The dark at the top of the hierarchy


Sound Of Symphonies



The dark at the top of the hierarchy

It seems Ottawa hasn’t always been the Sleepy Hollow of popular mythology. Spies, double-agents and counter-spooks stalk the cheerless Sparks Street Mall along with ministerial aides and sombre bureaucrats. Your friendly local mail sorter, unless he’s a Marxist or on strike, can be an agent for the Mounties, slipping from his sack letters he suspects might carry microdots with miniaturized coded messages.



Sound Of Symphonies

More concerts to hear, more ears are listening



With television violence expert Dr. Gregory Fouts


A cue for success

Cliff Thorburn and snooker are good for each other


Blakeney’s mission

Dogged? Tenacious? Well, he has a country to save



Close encounters of the absurd kind

Columbia Pictures’ preview screening of its Close Encounters Of The Third Kind at the Academy of Motion Picture Arts and Sciences was over, and the young actress, deeply moved, was plainly in the grip of emotions over which she had to exercise the tightest rein.



All the news that's unfit to print Has Maclean’s become another National Enquirer? Certainly in publishing the picture of black leader Steven Biko lying in his casket in A Nation Of Murders (November 14), Maclean’s has paralleled the muckraking exploits of the Enquirer.



The sky’s the limit

They can fly at more than twice the speed of sound and as high as 19 miles. They are armed with heat-seeking and radar-controlled missiles, 1,000-pound bombs and machine guns that can fire up to 100 rounds a second. They can spot and destroy an enemy more than 100 miles away.

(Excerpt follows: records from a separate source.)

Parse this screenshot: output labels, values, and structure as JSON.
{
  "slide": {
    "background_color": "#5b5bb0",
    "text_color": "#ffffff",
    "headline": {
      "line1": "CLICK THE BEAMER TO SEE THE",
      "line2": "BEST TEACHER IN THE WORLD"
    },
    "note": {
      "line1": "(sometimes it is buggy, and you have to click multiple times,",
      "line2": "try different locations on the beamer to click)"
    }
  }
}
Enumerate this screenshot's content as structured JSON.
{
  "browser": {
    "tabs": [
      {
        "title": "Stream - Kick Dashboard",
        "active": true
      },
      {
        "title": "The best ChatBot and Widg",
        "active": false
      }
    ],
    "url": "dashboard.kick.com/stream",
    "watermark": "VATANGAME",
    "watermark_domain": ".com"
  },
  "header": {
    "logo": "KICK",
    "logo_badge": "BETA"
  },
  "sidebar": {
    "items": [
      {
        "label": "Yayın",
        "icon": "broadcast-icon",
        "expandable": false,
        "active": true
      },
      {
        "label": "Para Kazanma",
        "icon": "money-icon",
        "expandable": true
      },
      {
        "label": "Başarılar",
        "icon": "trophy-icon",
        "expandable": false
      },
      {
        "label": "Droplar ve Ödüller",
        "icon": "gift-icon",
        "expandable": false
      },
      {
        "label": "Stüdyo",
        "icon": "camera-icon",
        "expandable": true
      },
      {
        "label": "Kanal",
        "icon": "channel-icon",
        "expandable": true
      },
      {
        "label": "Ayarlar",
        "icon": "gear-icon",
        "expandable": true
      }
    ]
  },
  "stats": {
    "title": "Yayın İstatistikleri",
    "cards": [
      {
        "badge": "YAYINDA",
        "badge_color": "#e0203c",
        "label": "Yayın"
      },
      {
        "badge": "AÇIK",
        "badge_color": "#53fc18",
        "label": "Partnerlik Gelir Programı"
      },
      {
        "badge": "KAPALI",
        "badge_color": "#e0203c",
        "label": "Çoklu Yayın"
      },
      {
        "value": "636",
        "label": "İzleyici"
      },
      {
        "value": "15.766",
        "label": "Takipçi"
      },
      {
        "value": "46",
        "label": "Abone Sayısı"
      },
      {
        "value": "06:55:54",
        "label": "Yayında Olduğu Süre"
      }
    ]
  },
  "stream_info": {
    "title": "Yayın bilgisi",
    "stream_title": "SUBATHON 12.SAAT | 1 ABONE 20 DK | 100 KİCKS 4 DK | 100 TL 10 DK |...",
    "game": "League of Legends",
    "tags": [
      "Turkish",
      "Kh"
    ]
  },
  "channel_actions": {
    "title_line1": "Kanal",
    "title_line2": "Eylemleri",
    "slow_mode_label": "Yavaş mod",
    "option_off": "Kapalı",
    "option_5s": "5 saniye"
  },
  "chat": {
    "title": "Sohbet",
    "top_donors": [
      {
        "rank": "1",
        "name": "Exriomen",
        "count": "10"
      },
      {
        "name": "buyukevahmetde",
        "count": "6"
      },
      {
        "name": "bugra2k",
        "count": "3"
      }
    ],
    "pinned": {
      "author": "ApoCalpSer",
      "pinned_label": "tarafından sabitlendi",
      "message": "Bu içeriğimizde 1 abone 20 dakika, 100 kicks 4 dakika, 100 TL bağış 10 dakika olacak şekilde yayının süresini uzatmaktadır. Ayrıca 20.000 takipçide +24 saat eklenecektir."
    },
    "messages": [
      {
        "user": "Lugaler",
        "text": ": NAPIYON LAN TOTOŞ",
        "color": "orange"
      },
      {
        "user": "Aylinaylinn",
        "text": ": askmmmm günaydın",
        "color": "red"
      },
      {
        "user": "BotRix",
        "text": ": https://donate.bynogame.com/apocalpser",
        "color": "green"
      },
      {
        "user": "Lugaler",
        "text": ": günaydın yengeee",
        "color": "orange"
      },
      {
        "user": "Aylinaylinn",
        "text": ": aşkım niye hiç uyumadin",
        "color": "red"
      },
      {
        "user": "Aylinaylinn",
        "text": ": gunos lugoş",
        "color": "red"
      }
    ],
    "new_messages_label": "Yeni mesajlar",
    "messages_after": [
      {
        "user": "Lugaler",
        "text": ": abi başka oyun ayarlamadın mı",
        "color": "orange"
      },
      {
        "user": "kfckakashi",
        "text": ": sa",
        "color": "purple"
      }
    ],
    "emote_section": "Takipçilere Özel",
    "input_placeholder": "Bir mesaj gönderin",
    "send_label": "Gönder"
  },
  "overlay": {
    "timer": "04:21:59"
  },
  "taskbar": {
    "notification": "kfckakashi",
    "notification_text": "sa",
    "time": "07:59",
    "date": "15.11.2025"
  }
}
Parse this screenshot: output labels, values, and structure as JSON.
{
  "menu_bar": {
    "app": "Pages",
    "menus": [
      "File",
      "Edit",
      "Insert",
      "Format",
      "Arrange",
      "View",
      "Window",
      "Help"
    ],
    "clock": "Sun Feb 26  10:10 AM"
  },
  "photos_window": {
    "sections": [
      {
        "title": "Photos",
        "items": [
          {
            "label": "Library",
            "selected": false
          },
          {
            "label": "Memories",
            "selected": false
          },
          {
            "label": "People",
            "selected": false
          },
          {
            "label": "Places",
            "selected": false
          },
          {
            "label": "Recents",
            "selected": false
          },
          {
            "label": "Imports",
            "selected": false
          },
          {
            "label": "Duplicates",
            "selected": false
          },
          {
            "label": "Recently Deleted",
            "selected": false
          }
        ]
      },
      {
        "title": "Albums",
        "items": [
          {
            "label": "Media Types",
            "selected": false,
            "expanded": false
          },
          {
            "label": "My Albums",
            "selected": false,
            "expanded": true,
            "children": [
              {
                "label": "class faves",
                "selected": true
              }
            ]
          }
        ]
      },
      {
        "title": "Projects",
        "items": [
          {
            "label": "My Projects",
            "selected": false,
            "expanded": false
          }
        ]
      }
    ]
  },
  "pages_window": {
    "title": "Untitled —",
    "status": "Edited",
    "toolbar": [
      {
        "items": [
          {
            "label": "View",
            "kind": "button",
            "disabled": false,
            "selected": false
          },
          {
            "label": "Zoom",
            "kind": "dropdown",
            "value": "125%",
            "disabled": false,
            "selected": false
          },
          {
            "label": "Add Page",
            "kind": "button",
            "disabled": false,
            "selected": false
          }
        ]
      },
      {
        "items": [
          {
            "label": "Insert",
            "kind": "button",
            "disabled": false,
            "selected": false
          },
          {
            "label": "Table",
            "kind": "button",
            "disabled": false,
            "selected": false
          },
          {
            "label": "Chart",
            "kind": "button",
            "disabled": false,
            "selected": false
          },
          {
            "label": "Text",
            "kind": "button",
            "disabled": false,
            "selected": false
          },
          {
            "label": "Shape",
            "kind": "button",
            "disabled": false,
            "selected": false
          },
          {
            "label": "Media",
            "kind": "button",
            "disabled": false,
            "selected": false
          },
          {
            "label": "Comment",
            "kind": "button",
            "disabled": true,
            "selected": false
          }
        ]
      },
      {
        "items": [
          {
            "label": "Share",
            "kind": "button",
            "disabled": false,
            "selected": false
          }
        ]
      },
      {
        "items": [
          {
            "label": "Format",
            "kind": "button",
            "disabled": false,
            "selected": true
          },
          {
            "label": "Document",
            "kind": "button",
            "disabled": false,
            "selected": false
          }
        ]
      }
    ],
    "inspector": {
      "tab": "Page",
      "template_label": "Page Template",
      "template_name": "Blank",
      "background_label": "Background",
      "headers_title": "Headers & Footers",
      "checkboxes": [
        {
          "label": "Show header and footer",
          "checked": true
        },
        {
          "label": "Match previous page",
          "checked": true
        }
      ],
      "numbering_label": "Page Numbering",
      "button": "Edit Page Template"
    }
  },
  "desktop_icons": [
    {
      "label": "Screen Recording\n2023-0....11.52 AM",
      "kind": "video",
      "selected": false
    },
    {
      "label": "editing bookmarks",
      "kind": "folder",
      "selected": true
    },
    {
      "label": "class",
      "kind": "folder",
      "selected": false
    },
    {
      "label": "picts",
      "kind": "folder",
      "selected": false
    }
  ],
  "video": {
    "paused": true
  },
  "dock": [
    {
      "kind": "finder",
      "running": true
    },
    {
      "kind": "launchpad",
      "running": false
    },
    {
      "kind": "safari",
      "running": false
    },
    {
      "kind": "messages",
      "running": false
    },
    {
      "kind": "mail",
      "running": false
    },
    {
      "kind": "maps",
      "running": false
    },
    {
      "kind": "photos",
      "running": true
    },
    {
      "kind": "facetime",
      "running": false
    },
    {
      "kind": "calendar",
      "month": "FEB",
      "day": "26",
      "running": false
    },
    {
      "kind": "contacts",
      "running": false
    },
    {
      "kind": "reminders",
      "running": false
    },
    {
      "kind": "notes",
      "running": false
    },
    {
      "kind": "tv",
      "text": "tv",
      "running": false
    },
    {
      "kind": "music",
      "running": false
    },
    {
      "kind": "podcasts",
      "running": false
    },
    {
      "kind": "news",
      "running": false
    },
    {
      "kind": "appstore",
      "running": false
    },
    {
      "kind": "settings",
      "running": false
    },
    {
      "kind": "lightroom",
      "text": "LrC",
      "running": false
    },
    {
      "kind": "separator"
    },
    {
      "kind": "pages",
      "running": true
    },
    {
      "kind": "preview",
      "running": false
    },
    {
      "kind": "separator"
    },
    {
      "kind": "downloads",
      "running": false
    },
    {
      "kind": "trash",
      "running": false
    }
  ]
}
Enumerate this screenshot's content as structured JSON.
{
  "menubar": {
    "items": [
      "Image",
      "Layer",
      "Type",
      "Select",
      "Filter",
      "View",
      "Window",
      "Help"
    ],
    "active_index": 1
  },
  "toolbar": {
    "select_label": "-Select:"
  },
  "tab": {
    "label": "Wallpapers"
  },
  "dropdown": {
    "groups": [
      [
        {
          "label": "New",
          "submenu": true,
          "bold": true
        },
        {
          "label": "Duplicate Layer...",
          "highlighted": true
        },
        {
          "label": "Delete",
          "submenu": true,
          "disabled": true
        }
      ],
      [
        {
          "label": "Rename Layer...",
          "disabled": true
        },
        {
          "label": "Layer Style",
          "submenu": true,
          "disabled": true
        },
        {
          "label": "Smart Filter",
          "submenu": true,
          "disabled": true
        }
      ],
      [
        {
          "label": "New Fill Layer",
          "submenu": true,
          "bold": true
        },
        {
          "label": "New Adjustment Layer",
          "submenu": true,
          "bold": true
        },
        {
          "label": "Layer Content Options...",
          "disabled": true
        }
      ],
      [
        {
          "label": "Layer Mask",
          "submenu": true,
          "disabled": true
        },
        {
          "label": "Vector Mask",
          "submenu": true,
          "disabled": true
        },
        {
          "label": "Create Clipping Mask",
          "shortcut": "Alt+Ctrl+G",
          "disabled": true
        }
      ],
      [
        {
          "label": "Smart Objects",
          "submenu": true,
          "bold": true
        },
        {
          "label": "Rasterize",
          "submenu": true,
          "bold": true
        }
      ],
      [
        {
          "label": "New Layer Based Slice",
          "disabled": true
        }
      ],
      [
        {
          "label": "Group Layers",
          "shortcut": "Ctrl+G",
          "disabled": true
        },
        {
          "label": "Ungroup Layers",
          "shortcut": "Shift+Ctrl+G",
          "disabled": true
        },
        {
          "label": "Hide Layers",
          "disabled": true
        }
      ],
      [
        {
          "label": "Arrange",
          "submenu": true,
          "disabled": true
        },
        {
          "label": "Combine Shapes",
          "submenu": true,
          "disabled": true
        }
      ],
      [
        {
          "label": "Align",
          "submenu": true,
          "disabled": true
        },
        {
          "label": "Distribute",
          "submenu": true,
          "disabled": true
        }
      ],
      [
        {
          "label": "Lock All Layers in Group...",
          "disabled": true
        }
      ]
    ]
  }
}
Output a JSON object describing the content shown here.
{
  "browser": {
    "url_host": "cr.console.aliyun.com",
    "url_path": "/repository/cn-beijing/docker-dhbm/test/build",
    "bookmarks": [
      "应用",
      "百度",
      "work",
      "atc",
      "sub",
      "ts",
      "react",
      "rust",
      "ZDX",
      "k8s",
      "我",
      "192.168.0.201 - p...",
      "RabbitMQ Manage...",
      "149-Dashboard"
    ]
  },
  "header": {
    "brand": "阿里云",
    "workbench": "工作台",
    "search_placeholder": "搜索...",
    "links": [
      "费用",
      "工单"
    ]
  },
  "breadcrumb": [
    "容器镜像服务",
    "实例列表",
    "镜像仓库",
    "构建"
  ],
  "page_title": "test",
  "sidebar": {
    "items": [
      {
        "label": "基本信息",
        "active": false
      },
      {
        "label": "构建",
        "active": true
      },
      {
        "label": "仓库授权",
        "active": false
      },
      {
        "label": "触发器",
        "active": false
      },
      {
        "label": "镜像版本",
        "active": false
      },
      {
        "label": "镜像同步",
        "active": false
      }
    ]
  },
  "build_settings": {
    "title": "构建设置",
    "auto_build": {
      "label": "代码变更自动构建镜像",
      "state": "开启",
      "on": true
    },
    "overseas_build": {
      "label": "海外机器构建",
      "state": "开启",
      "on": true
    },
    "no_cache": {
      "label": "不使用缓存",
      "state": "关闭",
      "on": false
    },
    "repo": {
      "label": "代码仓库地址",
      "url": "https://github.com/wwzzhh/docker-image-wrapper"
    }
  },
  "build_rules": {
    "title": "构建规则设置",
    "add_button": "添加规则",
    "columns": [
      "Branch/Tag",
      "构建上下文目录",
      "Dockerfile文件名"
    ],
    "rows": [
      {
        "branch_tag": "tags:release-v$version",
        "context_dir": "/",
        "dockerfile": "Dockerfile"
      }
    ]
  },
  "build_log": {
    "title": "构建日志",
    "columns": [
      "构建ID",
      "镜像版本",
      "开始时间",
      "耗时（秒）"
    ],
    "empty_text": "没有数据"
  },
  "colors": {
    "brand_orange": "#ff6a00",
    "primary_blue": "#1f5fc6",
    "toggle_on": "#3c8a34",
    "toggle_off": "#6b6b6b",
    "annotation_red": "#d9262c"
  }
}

Hey, man, have you read Hansard? No...but I saw the show!

There is a new spot of honor for the big console television set in the National Press Club on the second floor of the Norlite Building at 150 Wellington Street in Ottawa. It sits in pride of place on a table in the corner of the lounge and there is now a daily coterie of shrewd observers—the veteran Mark McClung, the elegant former diplomat Charles Ritchie and a few others—at strange afternoon hours usually reserved for the electronic versions of Ma Perkins and the bathos-sphere.


The Referendum Debate

If Confederation is indeed doomed, blame those who perverted its meaning

When the Parti Québécois first achieved its election victory, many of us in the West— and many people in the Maritimes as well—were elated. Not that we wanted to see Quebec separate from Canada. Far to the contrary. But we did hope—over optimistically as it turned out—that such an event would force the pseudo-federalists in Ottawa to recognize at last that Canada is historically and geographically incapable of being molded into a centralized nation-state of the kind that is now proving unviable even in Europe, its place of origin.

December 121977 January 91978